→ **Work order**
Print exactly the line that contains "Serialize everything readable", then every following line through the end of the material; include nothing else and no pictures.

___ Data provided

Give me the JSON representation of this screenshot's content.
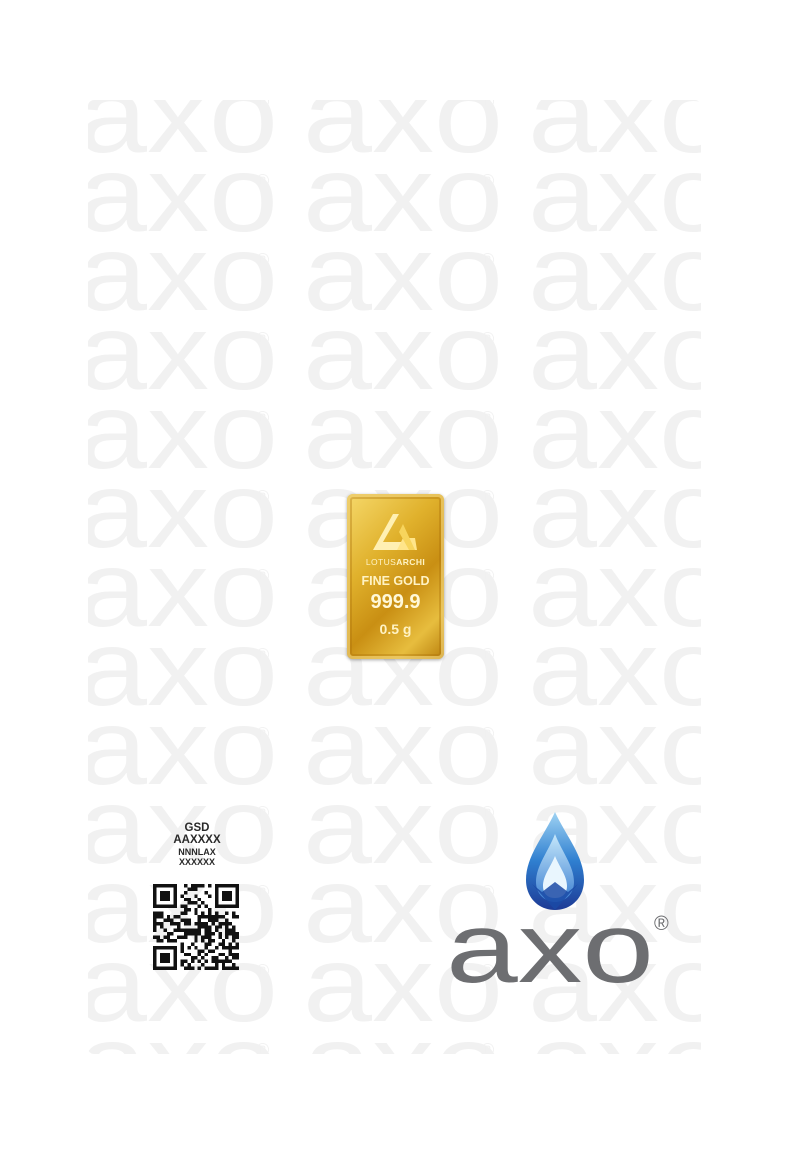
{
  "background": {
    "watermark_text": "axo",
    "registered_mark": "®",
    "watermark_color": "#f1f1f1"
  },
  "gold_bar": {
    "brand_plain": "LOTUS",
    "brand_bold": "ARCHI",
    "fine_gold": "FINE GOLD",
    "purity": "999.9",
    "weight": "0.5 g",
    "color": "#d9a521"
  },
  "serials": {
    "line1": "GSD",
    "line2": "AAXXXX",
    "line3": "NNNLAX",
    "line4": "XXXXXX"
  },
  "qr_code": {
    "icon": "qr-code-icon"
  },
  "brand_logo": {
    "text": "axo",
    "registered": "®",
    "text_color": "#6d6e71",
    "drop_colors": [
      "#1e3f9a",
      "#3a8fd8",
      "#a9d8f5"
    ]
  }
}
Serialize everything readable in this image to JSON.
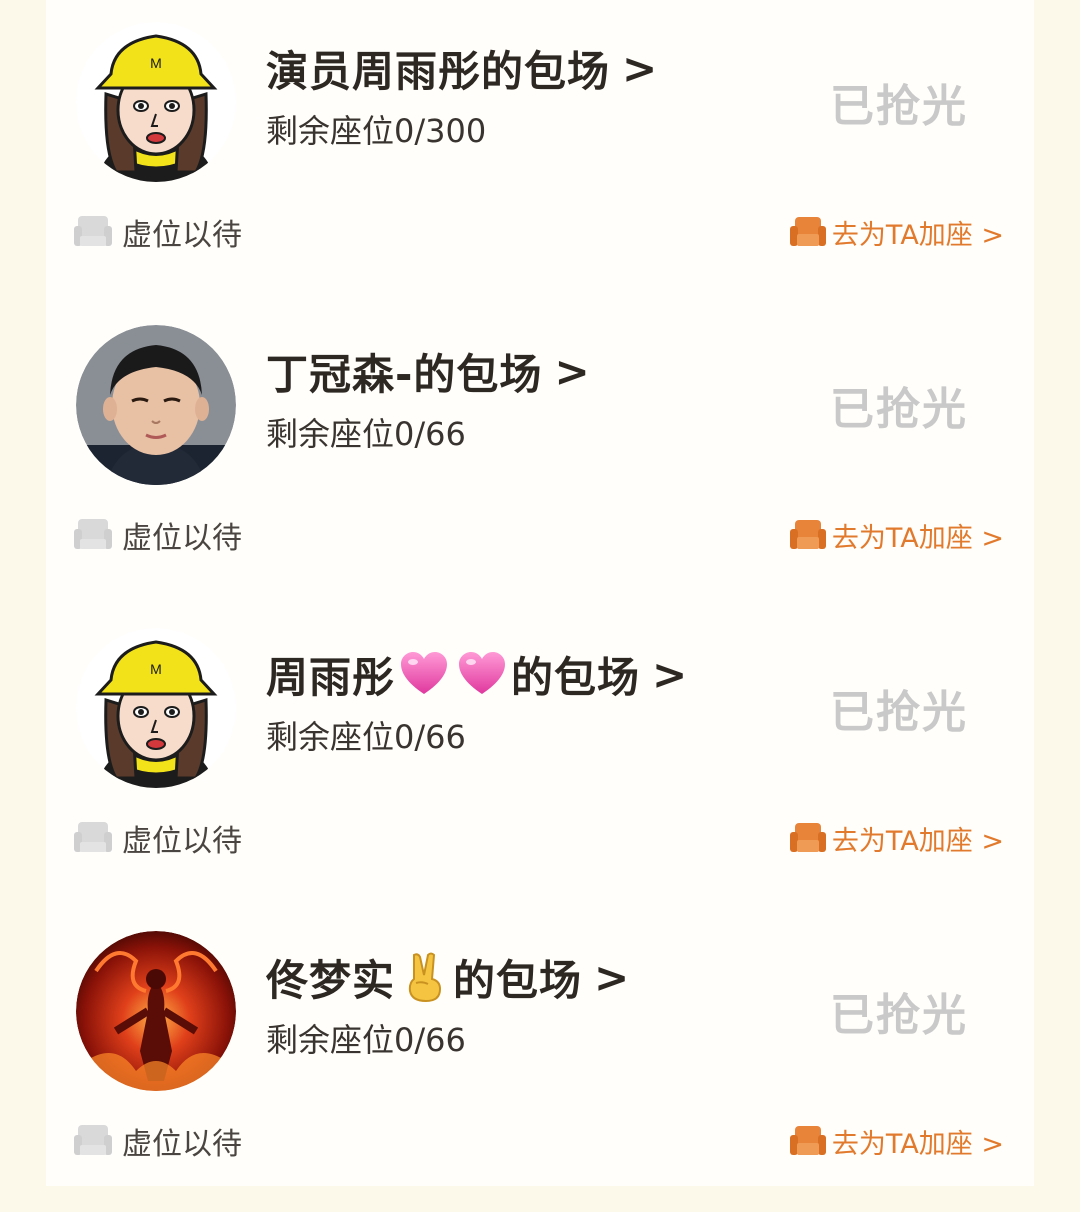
{
  "cards": [
    {
      "name": "演员周雨彤的包场",
      "name_parts": [
        "演员周雨彤的包场"
      ],
      "chevron": ">",
      "seats": "剩余座位0/300",
      "status": "已抢光",
      "waiting": "虚位以待",
      "add_seat": "去为TA加座 >",
      "avatar": "cartoon-girl-yellow-hat"
    },
    {
      "name": "丁冠森-的包场",
      "name_parts": [
        "丁冠森-的包场"
      ],
      "chevron": ">",
      "seats": "剩余座位0/66",
      "status": "已抢光",
      "waiting": "虚位以待",
      "add_seat": "去为TA加座 >",
      "avatar": "child-photo"
    },
    {
      "name": "周雨彤💗💗的包场",
      "name_parts": [
        "周雨彤",
        "的包场"
      ],
      "chevron": ">",
      "seats": "剩余座位0/66",
      "status": "已抢光",
      "waiting": "虚位以待",
      "add_seat": "去为TA加座 >",
      "avatar": "cartoon-girl-yellow-hat"
    },
    {
      "name": "佟梦实✌️的包场",
      "name_parts": [
        "佟梦实",
        "的包场"
      ],
      "chevron": ">",
      "seats": "剩余座位0/66",
      "status": "已抢光",
      "waiting": "虚位以待",
      "add_seat": "去为TA加座 >",
      "avatar": "fire-demon-art"
    }
  ],
  "colors": {
    "page_background": "#fdf9ea",
    "card_background": "#fffefa",
    "title": "#2e2823",
    "sold_out": "#c9c9c9",
    "accent_orange": "#e27a2d",
    "waiting_icon": "#d6d6d6"
  }
}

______

→ **Written answer**
Serialize everything readable in this image to JSON.
{
  "cards": [
    {
      "name": "演员周雨彤的包场",
      "name_parts": [
        "演员周雨彤的包场"
      ],
      "chevron": ">",
      "seats": "剩余座位0/300",
      "status": "已抢光",
      "waiting": "虚位以待",
      "add_seat": "去为TA加座 >",
      "avatar": "cartoon-girl-yellow-hat"
    },
    {
      "name": "丁冠森-的包场",
      "name_parts": [
        "丁冠森-的包场"
      ],
      "chevron": ">",
      "seats": "剩余座位0/66",
      "status": "已抢光",
      "waiting": "虚位以待",
      "add_seat": "去为TA加座 >",
      "avatar": "child-photo"
    },
    {
      "name": "周雨彤💗💗的包场",
      "name_parts": [
        "周雨彤",
        "的包场"
      ],
      "chevron": ">",
      "seats": "剩余座位0/66",
      "status": "已抢光",
      "waiting": "虚位以待",
      "add_seat": "去为TA加座 >",
      "avatar": "cartoon-girl-yellow-hat"
    },
    {
      "name": "佟梦实✌️的包场",
      "name_parts": [
        "佟梦实",
        "的包场"
      ],
      "chevron": ">",
      "seats": "剩余座位0/66",
      "status": "已抢光",
      "waiting": "虚位以待",
      "add_seat": "去为TA加座 >",
      "avatar": "fire-demon-art"
    }
  ],
  "colors": {
    "page_background": "#fdf9ea",
    "card_background": "#fffefa",
    "title": "#2e2823",
    "sold_out": "#c9c9c9",
    "accent_orange": "#e27a2d",
    "waiting_icon": "#d6d6d6"
  }
}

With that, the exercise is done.